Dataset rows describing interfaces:
____________

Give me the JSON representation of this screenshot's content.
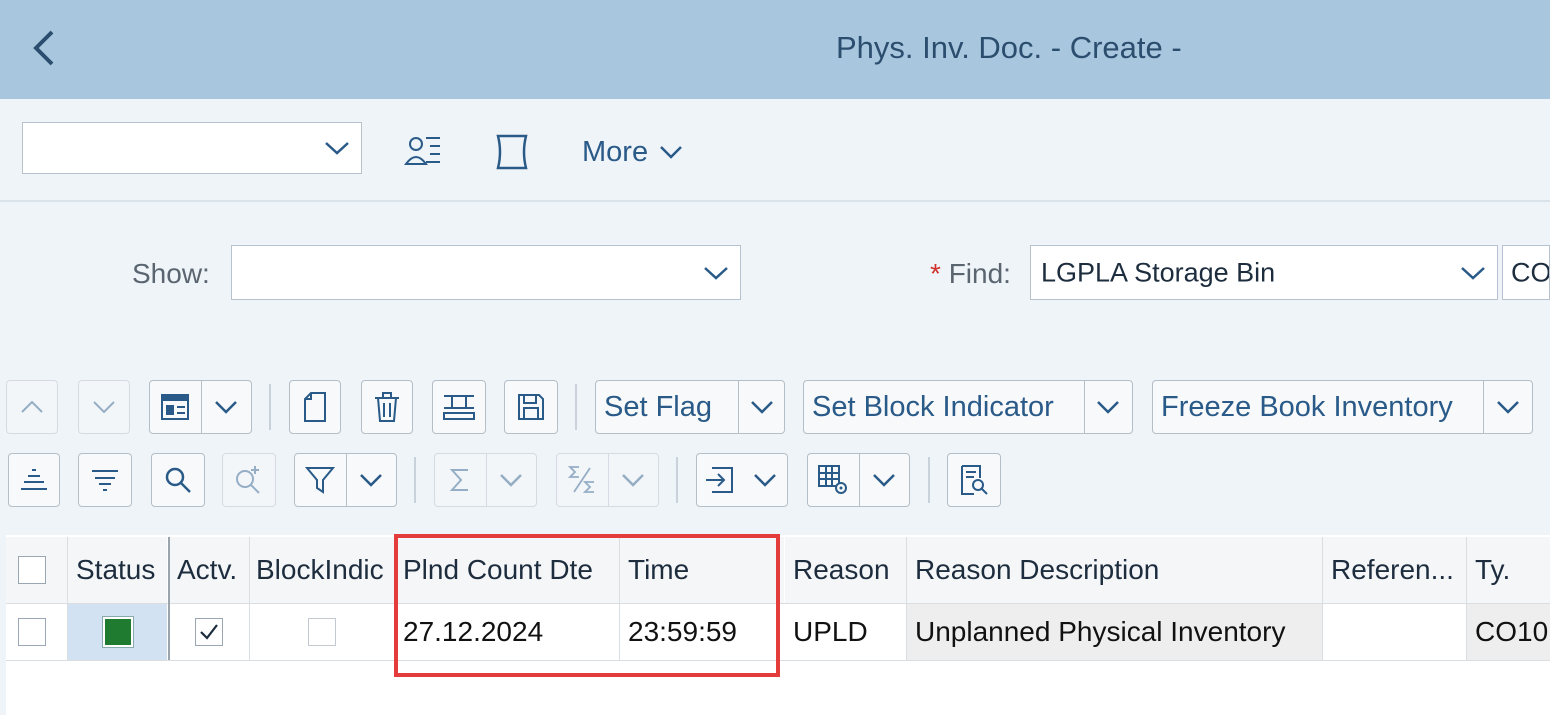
{
  "header": {
    "back_icon": "chevron-left-icon",
    "title": "Phys. Inv. Doc. - Create -"
  },
  "toolbar": {
    "variant_value": "",
    "more_label": "More",
    "icons": [
      "user-assign-icon",
      "document-blank-icon"
    ]
  },
  "filters": {
    "show_label": "Show:",
    "show_value": "",
    "find_required_marker": "*",
    "find_label": "Find:",
    "find_value": "LGPLA Storage Bin",
    "find_extra_value": "CO"
  },
  "action_toolbar": {
    "set_flag_label": "Set Flag",
    "set_block_label": "Set Block Indicator",
    "freeze_label": "Freeze Book Inventory"
  },
  "table": {
    "columns": [
      "Status",
      "Actv.",
      "BlockIndic",
      "Plnd Count Dte",
      "Time",
      "Reason",
      "Reason Description",
      "Referen...",
      "Ty."
    ],
    "rows": [
      {
        "status_color": "#1e7b2f",
        "active": true,
        "block_indicator": false,
        "planned_count_date": "27.12.2024",
        "time": "23:59:59",
        "reason": "UPLD",
        "reason_description": "Unplanned Physical Inventory",
        "reference": "",
        "type": "CO10"
      }
    ]
  },
  "colors": {
    "title_bar": "#a9c6df",
    "highlight": "#e43b3b",
    "accent": "#2a5a88"
  }
}
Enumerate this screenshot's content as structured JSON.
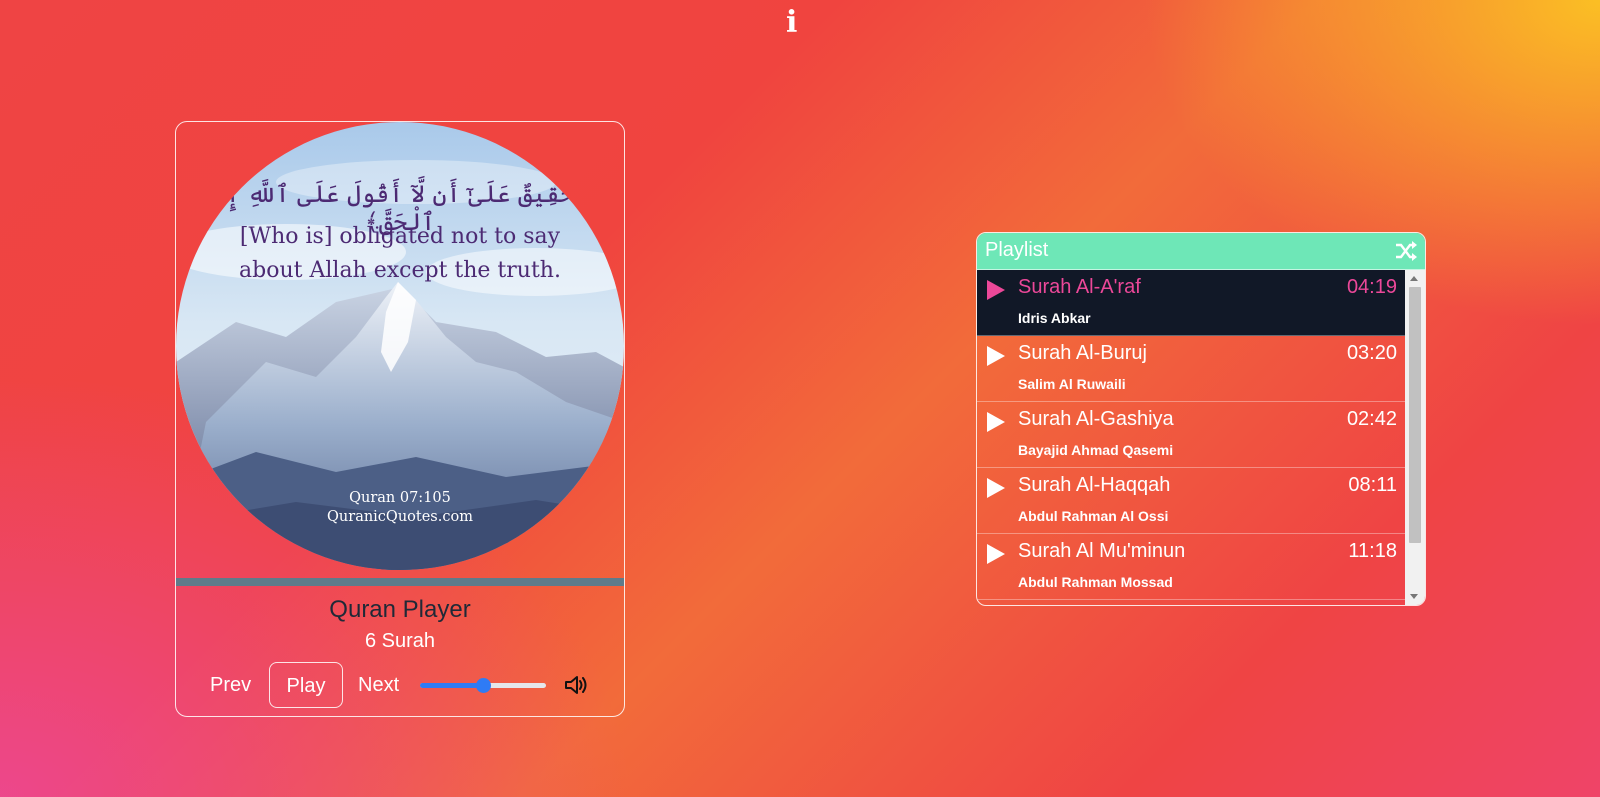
{
  "info_icon": "info-icon",
  "player": {
    "cover": {
      "ayah_arabic": "﴿حَقِيقٌ عَلَىٰٓ أَن لَّآ أَقُولَ عَلَى ٱللَّهِ إِلَّا ٱلْحَقَّ﴾",
      "ayah_line1": "[Who is] obligated not to say",
      "ayah_line2": "about Allah except the truth.",
      "source_ref": "Quran 07:105",
      "source_site": "QuranicQuotes.com"
    },
    "title": "Quran Player",
    "subtitle": "6 Surah",
    "controls": {
      "prev_label": "Prev",
      "play_label": "Play",
      "next_label": "Next",
      "volume": 0.5
    }
  },
  "playlist": {
    "title": "Playlist",
    "items": [
      {
        "name": "Surah Al-A'raf",
        "time": "04:19",
        "artist": "Idris Abkar",
        "active": true
      },
      {
        "name": "Surah Al-Buruj",
        "time": "03:20",
        "artist": "Salim Al Ruwaili",
        "active": false
      },
      {
        "name": "Surah Al-Gashiya",
        "time": "02:42",
        "artist": "Bayajid Ahmad Qasemi",
        "active": false
      },
      {
        "name": "Surah Al-Haqqah",
        "time": "08:11",
        "artist": "Abdul Rahman Al Ossi",
        "active": false
      },
      {
        "name": "Surah Al Mu'minun",
        "time": "11:18",
        "artist": "Abdul Rahman Mossad",
        "active": false
      }
    ]
  },
  "colors": {
    "accent_active": "#ec4899",
    "playlist_header": "#6ee7b7",
    "active_row_bg": "#111827",
    "slider": "#2f7bf5"
  }
}
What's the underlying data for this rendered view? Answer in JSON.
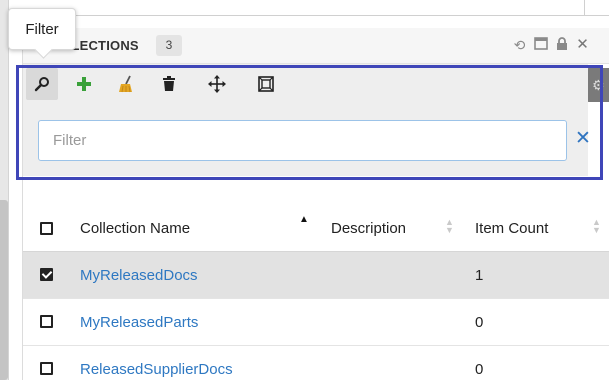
{
  "tooltip": {
    "text": "Filter"
  },
  "panel": {
    "title": "COLLECTIONS",
    "title_visible": "OLLECTIONS",
    "count": "3",
    "header_icons": [
      "refresh-icon",
      "maximize-icon",
      "lock-icon",
      "close-icon"
    ]
  },
  "toolbar": {
    "buttons": [
      {
        "name": "filter-button",
        "icon": "search-icon",
        "active": true
      },
      {
        "name": "add-button",
        "icon": "plus-icon",
        "color": "#3aa13a"
      },
      {
        "name": "clear-button",
        "icon": "broom-icon",
        "color": "#e3a623"
      },
      {
        "name": "delete-button",
        "icon": "trash-icon"
      },
      {
        "name": "move-button",
        "icon": "move-arrows-icon"
      },
      {
        "name": "fit-button",
        "icon": "fit-frame-icon"
      }
    ]
  },
  "filter": {
    "placeholder": "Filter",
    "value": ""
  },
  "table": {
    "columns": [
      "Collection Name",
      "Description",
      "Item Count"
    ],
    "rows": [
      {
        "name": "MyReleasedDocs",
        "description": "",
        "count": "1",
        "checked": true
      },
      {
        "name": "MyReleasedParts",
        "description": "",
        "count": "0",
        "checked": false
      },
      {
        "name": "ReleasedSupplierDocs",
        "description": "",
        "count": "0",
        "checked": false
      }
    ]
  },
  "colors": {
    "accent": "#2e78c2",
    "highlight_border": "#3f46b8",
    "selected_row": "#e2e2e2",
    "toolbar_bg": "#eeeeee"
  }
}
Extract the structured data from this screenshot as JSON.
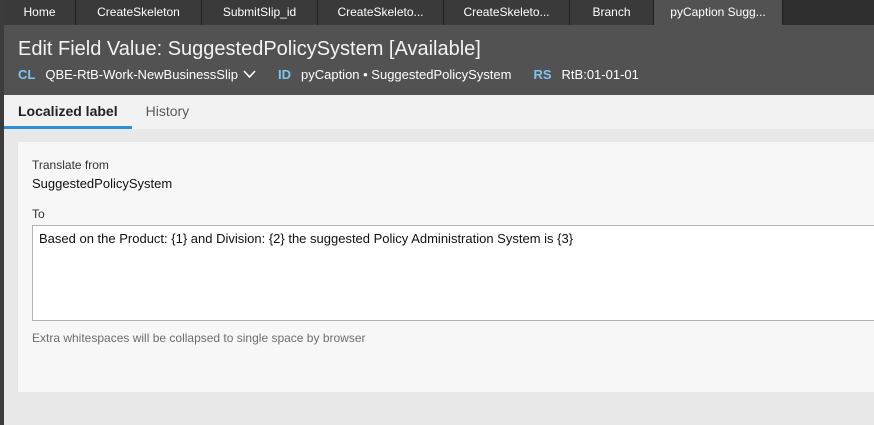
{
  "tabs": [
    {
      "label": "Home"
    },
    {
      "label": "CreateSkeleton"
    },
    {
      "label": "SubmitSlip_id"
    },
    {
      "label": "CreateSkeleto..."
    },
    {
      "label": "CreateSkeleto..."
    },
    {
      "label": "Branch"
    },
    {
      "label": "pyCaption Sugg..."
    }
  ],
  "header": {
    "title": "Edit Field Value: SuggestedPolicySystem [Available]",
    "cl_key": "CL",
    "cl_value": "QBE-RtB-Work-NewBusinessSlip",
    "id_key": "ID",
    "id_value": "pyCaption • SuggestedPolicySystem",
    "rs_key": "RS",
    "rs_value": "RtB:01-01-01"
  },
  "subtabs": [
    {
      "label": "Localized label",
      "active": true
    },
    {
      "label": "History",
      "active": false
    }
  ],
  "form": {
    "translate_from_label": "Translate from",
    "translate_from_value": "SuggestedPolicySystem",
    "to_label": "To",
    "to_value": "Based on the Product: {1} and Division: {2} the suggested Policy Administration System is {3}",
    "hint": "Extra whitespaces will be collapsed to single space by browser"
  },
  "icons": {
    "class_dropdown": "chevron-down-icon"
  },
  "colors": {
    "header_bg": "#525252",
    "tabbar_bg": "#2f2f2f",
    "meta_key": "#7ec4ef",
    "active_underline": "#2e8fd6"
  }
}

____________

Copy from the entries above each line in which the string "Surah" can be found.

*Solution to this problem:*
    "subtitle": "6 Surah",
        "name": "Surah Al-A'raf",
        "name": "Surah Al-Buruj",
        "name": "Surah Al-Gashiya",
        "name": "Surah Al-Haqqah",
        "name": "Surah Al Mu'minun",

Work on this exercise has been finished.